Sound FX: Rest assured that you won’t be sleeping overly well after a marathon session of Alien Resurrection. Ambient effects abound–including the groans of the ship and the hiss of leaking gas pipes–and work together to create the impression of a dying space vessel. More specific audio cues, such as the screams of distant crewman, inform the player to expect some bloody carnage up ahead. Of course, if the cries come from behind, the impressive implementation of Dolby Surround Sound places them in the rear speakers, along with many of the ambient effects. Even the voice of Father, the ship’s computer, modulates and slows every so often, as if the processor has become bogged down under the new emergency status. Purists will be especially pleased to note that the motion tracker’s unique audio pulses have been recreated perfectly. The only additional feature that would have completed this atmospheric tour de force would have been the addition of digitized speech for the characters. Admittedly, though, it’s sometimes better to listen to nothing than it is to hear bad imitations of your favorite stars.
Musical Score: As there is no in-game music in Alien Resurrection this criterion has not been rated.
Intelligence & Difficulty: I could have sworn that, due to the crossing of human genes into the queen, the Aliens in “Alien Resurrection” were supposed to be smarter and more cunning than those spawned in the earlier movies. Apparently I was wrong because once these critters jump clear of the wall or ceiling, they dash straight toward the player, making them fairly simple targets given the limitations of the aiming system. Observing the guards, however, adds some credence to my theory because these dedicated but mindless souls will stand in one place and slowly unload shot after shot with their pistols, or cap off bursts with their pulse rifles. There are moments where they will roll out of cover to line up a shot, and typically a soldier won’t shoot his fellow in the back. Both are indicators that the A.I. has some sense of tactics, but generally, the performance is poor at best. There are three difficulty levels, and rather than simply throwing more enemies in your path (though that does happen) the hardest level limits each save point to one use and removes the luxury of automatic reloading. As might be expected, each increase of difficulty comes complete with the requisite increase in enemy damage and toughness, and the scale seems consistent with the relative difficulty chosen.

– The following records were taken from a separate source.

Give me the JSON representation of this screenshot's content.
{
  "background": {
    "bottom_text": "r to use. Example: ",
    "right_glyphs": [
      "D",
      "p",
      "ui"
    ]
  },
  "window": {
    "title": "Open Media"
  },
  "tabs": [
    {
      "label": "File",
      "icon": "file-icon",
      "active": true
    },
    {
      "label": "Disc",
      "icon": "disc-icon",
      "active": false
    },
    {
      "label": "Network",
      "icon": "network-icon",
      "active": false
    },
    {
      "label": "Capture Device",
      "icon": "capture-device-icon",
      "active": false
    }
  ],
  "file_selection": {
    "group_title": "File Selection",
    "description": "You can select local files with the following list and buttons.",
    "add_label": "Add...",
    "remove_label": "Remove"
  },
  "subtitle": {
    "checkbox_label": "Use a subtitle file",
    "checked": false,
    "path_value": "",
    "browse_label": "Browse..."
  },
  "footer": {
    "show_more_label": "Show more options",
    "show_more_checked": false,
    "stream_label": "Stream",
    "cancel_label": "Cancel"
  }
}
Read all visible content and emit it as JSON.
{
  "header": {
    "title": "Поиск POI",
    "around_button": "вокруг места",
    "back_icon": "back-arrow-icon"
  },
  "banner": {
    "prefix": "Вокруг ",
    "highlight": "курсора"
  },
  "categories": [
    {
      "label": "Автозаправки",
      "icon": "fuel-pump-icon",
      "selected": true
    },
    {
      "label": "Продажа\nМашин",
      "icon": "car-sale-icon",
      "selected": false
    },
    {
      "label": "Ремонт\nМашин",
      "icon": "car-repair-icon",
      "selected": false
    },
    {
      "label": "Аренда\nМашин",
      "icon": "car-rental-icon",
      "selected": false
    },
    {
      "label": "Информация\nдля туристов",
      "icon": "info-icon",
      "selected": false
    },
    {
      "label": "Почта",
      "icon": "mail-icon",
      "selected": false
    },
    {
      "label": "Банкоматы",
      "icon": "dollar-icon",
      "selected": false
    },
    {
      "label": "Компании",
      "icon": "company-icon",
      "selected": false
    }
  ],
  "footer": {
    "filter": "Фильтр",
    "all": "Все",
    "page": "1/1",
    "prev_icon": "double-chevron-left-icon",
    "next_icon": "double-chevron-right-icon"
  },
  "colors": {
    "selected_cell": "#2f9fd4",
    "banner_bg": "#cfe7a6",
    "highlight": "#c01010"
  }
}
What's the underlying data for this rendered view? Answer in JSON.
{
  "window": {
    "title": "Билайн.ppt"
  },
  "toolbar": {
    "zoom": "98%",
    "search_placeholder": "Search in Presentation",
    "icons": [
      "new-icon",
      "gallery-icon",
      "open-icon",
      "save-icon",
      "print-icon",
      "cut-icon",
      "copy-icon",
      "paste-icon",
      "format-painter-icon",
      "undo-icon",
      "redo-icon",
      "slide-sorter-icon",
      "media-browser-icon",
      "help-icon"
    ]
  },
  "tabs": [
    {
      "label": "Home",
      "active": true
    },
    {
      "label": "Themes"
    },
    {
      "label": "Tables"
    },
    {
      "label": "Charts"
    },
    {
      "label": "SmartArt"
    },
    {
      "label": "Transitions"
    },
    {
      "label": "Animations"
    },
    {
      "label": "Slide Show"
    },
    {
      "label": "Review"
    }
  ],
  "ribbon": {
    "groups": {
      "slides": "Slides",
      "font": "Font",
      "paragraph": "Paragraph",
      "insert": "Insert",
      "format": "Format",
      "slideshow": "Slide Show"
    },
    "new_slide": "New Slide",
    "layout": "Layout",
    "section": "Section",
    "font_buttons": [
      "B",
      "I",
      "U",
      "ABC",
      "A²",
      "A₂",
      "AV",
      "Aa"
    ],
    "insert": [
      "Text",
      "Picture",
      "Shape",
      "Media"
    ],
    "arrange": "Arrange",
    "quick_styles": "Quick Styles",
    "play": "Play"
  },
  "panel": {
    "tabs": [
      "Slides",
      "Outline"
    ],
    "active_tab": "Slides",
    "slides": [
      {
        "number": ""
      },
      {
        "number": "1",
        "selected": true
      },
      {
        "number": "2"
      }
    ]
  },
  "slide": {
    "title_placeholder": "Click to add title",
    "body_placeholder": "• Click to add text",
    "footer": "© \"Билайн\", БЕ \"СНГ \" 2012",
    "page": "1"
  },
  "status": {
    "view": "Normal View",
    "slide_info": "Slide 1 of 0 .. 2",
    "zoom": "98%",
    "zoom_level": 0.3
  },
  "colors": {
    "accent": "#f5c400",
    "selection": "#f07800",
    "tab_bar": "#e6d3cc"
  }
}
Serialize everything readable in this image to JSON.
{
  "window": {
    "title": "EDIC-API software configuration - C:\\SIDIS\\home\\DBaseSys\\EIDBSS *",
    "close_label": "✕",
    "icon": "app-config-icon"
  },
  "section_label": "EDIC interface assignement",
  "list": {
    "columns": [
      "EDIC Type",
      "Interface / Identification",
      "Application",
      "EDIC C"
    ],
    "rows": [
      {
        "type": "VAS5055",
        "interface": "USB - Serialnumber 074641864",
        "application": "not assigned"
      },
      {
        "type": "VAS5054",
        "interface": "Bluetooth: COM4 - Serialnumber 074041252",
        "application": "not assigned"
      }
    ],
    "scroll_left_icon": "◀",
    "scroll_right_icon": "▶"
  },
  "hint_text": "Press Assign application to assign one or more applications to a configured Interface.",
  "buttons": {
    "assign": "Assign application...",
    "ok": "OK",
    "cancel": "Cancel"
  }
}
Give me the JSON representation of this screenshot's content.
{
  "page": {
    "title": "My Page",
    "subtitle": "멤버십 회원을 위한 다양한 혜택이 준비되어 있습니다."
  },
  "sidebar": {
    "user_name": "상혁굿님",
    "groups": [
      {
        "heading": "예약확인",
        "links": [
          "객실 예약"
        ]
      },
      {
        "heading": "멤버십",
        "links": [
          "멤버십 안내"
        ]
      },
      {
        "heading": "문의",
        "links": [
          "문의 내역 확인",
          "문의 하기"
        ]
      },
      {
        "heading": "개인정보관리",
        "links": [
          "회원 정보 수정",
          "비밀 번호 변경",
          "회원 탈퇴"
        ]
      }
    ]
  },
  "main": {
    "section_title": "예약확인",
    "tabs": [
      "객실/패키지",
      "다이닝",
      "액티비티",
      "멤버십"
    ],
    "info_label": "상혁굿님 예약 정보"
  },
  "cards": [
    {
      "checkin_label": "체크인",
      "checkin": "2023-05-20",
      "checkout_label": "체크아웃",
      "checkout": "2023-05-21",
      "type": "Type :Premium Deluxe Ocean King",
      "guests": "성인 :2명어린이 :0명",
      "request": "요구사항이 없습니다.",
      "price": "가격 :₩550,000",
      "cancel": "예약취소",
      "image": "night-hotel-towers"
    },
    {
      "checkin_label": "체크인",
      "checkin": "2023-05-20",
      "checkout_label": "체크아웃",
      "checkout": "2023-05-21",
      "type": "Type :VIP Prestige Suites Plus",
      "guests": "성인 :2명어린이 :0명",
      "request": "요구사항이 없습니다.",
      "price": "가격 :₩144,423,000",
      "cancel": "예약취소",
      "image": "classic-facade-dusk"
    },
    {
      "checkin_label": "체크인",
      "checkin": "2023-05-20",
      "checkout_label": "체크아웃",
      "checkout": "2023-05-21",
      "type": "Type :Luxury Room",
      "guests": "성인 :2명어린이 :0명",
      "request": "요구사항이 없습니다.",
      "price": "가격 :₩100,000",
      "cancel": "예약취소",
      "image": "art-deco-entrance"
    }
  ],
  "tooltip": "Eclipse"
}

Overall: Alien Resurrection almost managed to do its namesake justice. Accurate modeling of the ship, multiple playable characters, an arsenal taken straight from the films and the mechanics of a first-person shooter could, and should, have made a great game. Unfortunately, the vacuous plot relies far to heavily on the film to fill in its gaps, while the lack of a target-lock or any other sort of aiming assistance ensures that players will need more than short controlled bursts to take out their assailants. Level design rounds out this terrible triad as it places far too much emphasis on back tracking, card hunting and just about every first-person shooter faux pas since players learned to expect more from innovative titles like Medal of Honor. This is, ultimately, an absolute waste of some phenomenal potential. The combined efforts of the graphics and sound effects create an atmosphere that, when not bogged down by the endless hunt for keys, is easily as engrossing, shocking and frightening as the much-touted Resident Evil series. Fans of the “Alien” movies may still wish to check out this take on their favorite universe because of the atmosphere, but without a particularly unique plot, they will probably be disappointed in the long run.